The Fourth Step - Right Action

It's easy to do the right thing, isn't it? We wouldn't rob a bank or embezzle millions in our company (Enron or Worldcom not withstanding). But what about those smaller, less significant cases of maybe not doing the right thing. Where do we draw the line? Is it really a big deal if the procurement officer got a couple of tickets to the football game from the vendor? No one was really hurt, and besides, their product was best, wasn't it?

The fourth step of the eightfold path is right action. If we do the right thing, we will be in harmony, while if we do the wrong thing, even if seemingly insignificant, we will be in opposition with nature. As project managers, we need to apply insight to our decisions so that we follow the path that will progress our goals, spiritual or otherwise.

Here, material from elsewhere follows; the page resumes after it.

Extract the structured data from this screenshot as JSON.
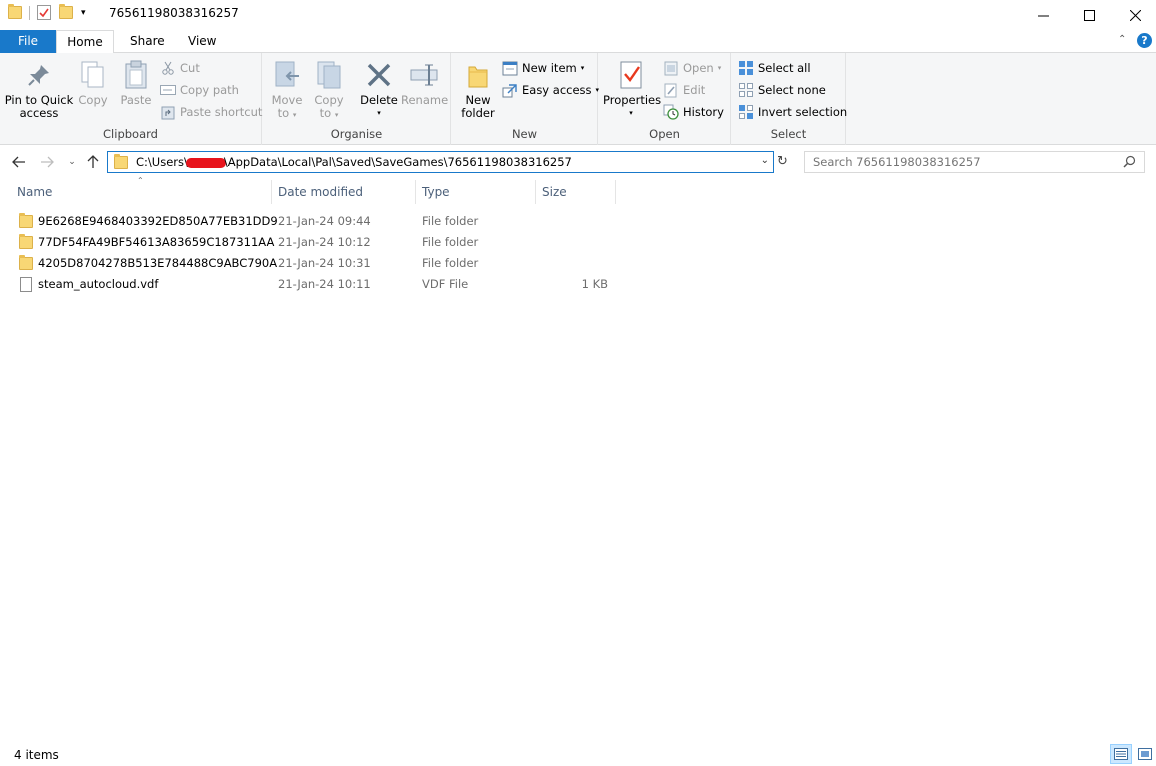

Monday, January 16, 2006

The Third Step - Right Speech

Speech is like a bell, once it is rung, it cannot be unrung. Once we say something, we cannot take it back. Equally important as what we say is the motivation behind our words.

All projects will have meetings. This is a great opportunity to practice Right Speech. We need to consider how we contribute to the meeting and why. Do we shoot down someone else's suggestion because we don't like them (even if the suggestion was good)? Do we speak our mind just to stroke our own ego? Next time you're in a meeting, think about what you say and why.

Tuesday, January 03, 2006

The Second Step - Right Thought

The second step in the eightfold path is right thought or purpose. From a Buddhist perspective, this means keeping an eye on your spiritual goals, especially when life happens and throws you off track.

So what's the parallel to project management? The idea is to keep an eye on the big picture, and don't get bent out of shape when minor problems arise on the project. A good project manager will plan out the project in advance, but also know how to adjust the plan as the project moves forward. Change is not a bad thing; it just needs to be managed with the end goal in mind. The vision of the project should remain the same, even if some of the details change.